  • Jurassic Park films would all end after only ten minutes if ANYBODY had conducted a decent risk assessment analysis. Ergo, in the JP universe, people are really, really stupid.
So will the Summer of 2015 go down in history as the moment when film & television decided that palaeontology  sexy? Not quite.

Before they took a blood shower: Dr. Luke Gamble at front and, left to right, Matthew T. Mossbrucker, Dr. Steve Brusatte and Dr. Tori Herridge. (Copyright © 1996-2015 National Geographic Channel.)
Thank the flips for National Geographic's 'T. rex Autopsy'. If you've not seen it, the premise is a straight-forward one: make a fully-furnished Tyrannosaurus rex corpse, hire a team of palaeontologists and vets, and set them to work dissecting it. Obviously turning that into a reality was anything but simple, as palaeontologist and adviser-to-the-show Dave Hone explains (here). And they do a brilliant job. The dissection team does not behave as if its members are crawling over a special effect. They do their level best to convince the viewers - and themselves - that the animal is real. For the most part they pull it off, too. Excepting the odd, faked, reflexive cough at smells we know aren't there, their reactions at having been presented with a 'real' non-avian dinosaur are a joy to watch. My seventeen-year-old daughter arrived home partway through the programme; gawping confusedly at the television screen, she enquired as to where on earth the makers got hold of a fully-fleshed dinosaur. That's how good it is. Of course, if you're looking for the tells which betray the animal's synthetic construction, they're there, well hidden. But who cares? Disbelief is easily - and wilfully - suspended.  Hats are tipped at those who conceived, designed, and executed this remarkable piece of television.
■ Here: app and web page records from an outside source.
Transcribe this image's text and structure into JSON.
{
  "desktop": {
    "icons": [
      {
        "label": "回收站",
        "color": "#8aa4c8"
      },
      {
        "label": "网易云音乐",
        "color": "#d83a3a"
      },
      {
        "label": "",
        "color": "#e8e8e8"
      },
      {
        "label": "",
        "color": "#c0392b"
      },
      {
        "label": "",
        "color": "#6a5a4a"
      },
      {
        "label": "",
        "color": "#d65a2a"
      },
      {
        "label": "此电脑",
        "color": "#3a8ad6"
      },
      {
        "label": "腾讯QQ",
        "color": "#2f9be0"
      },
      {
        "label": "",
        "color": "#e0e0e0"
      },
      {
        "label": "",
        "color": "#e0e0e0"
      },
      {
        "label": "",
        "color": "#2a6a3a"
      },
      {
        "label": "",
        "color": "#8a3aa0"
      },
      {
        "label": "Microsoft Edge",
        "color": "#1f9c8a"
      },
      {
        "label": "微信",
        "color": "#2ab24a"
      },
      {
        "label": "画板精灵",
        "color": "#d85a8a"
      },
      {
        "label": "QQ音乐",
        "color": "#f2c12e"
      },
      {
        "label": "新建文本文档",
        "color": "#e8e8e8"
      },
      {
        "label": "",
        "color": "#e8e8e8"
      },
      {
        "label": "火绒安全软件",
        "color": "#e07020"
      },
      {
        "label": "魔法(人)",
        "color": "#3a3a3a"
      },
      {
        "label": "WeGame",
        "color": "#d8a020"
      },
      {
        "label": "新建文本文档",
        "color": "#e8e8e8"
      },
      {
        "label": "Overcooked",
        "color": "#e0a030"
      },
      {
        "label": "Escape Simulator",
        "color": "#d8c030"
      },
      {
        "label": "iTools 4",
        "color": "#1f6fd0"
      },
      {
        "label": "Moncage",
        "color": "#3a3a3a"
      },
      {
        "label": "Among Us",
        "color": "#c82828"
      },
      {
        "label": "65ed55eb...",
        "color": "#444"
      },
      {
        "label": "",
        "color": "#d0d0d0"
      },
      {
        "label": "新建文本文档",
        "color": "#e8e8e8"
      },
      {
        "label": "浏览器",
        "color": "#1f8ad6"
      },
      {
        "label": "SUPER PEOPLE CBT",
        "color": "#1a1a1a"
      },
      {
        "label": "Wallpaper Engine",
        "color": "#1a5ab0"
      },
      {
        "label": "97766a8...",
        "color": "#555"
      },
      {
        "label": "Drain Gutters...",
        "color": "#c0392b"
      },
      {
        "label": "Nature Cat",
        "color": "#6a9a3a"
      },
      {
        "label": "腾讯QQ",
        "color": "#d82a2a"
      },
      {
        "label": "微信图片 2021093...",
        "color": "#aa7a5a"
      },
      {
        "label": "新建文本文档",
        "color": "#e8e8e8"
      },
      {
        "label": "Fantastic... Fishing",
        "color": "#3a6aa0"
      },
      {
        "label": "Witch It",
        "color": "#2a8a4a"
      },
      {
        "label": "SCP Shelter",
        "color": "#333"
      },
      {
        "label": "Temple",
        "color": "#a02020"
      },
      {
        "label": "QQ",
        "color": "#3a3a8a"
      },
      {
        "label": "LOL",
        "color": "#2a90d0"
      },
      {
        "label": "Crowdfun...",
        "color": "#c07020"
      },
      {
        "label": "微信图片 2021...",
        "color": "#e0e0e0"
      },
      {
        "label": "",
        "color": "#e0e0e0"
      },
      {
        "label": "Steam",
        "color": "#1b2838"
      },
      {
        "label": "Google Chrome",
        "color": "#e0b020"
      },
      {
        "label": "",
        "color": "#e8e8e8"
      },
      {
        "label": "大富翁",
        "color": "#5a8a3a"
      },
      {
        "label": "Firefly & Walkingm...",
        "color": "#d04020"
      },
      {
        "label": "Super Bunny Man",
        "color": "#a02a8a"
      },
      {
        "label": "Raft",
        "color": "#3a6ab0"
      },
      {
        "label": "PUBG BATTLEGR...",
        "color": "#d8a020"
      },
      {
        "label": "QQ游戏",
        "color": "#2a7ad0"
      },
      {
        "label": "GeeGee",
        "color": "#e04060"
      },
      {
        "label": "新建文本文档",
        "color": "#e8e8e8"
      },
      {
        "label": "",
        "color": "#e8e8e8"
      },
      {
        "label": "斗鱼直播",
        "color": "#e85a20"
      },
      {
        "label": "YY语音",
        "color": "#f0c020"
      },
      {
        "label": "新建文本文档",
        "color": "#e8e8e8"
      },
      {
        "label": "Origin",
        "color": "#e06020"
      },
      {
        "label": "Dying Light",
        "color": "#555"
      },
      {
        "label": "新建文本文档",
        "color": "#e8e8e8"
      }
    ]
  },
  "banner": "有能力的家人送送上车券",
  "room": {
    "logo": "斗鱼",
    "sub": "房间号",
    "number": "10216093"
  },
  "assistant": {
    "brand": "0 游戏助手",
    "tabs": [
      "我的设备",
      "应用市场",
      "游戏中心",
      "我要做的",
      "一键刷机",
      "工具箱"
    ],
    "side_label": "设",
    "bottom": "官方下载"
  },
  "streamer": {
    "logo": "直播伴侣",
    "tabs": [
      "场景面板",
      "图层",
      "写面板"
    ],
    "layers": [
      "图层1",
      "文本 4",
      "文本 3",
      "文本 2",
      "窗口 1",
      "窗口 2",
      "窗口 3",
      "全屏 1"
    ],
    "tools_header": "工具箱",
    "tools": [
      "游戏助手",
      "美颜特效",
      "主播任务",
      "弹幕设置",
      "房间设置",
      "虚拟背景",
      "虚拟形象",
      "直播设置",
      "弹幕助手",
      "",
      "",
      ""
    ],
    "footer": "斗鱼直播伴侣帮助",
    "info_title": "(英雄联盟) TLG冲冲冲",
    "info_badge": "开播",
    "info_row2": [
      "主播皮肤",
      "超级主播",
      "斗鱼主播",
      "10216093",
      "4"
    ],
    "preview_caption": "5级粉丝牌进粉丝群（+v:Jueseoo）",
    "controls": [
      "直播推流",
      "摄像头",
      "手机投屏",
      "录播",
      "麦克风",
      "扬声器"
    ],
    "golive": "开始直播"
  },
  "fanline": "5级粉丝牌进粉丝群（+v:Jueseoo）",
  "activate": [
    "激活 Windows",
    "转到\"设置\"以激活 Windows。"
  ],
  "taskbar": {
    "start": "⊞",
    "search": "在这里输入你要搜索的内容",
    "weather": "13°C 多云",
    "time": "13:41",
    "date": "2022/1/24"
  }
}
It more than makes up for those well-documented missed opportunities of Jurassic World.

A few weeks ago LITC announced the Jurassic World challenge. In order to try to increase awareness of real palaentology, and perhaps direct some funds back towards it, LITC suggested that if you go to see the film you could spend at least the equivalent amount on something which will benefit palaeontologists, research institutions, palaeoartists and museums. You could buy a book, or a piece of palaeoart, or donate to a museum or crowd-fund someone. There's loads to choose from if you look around.

Since I have bills like everyone else, it would help me enormously if people bought a t-shirt from my Redbubble page. You can show off your pop-culture-savviness with a hyper-daft Guardians-Jurassic-World-How-To-Train-Your-Dragon mash-up, or keep reminding everyone that T. rex Autopsy was the best thing on telly since sliced tyrannosaur.

Juraasic World and T. rex Autopsy fan art t-shirts, available at my Redbubble page, here.

It's good to get that JW stuff off my chest. Normal service will resume soon. There's a stack of stuff sat there in draft, including more wandering sauropod ecosystems, more Yi qi, and more pterosaur quad-launching. Laters!

*Of course TetZoo did the whole interview. Listen to it - its very entertaining.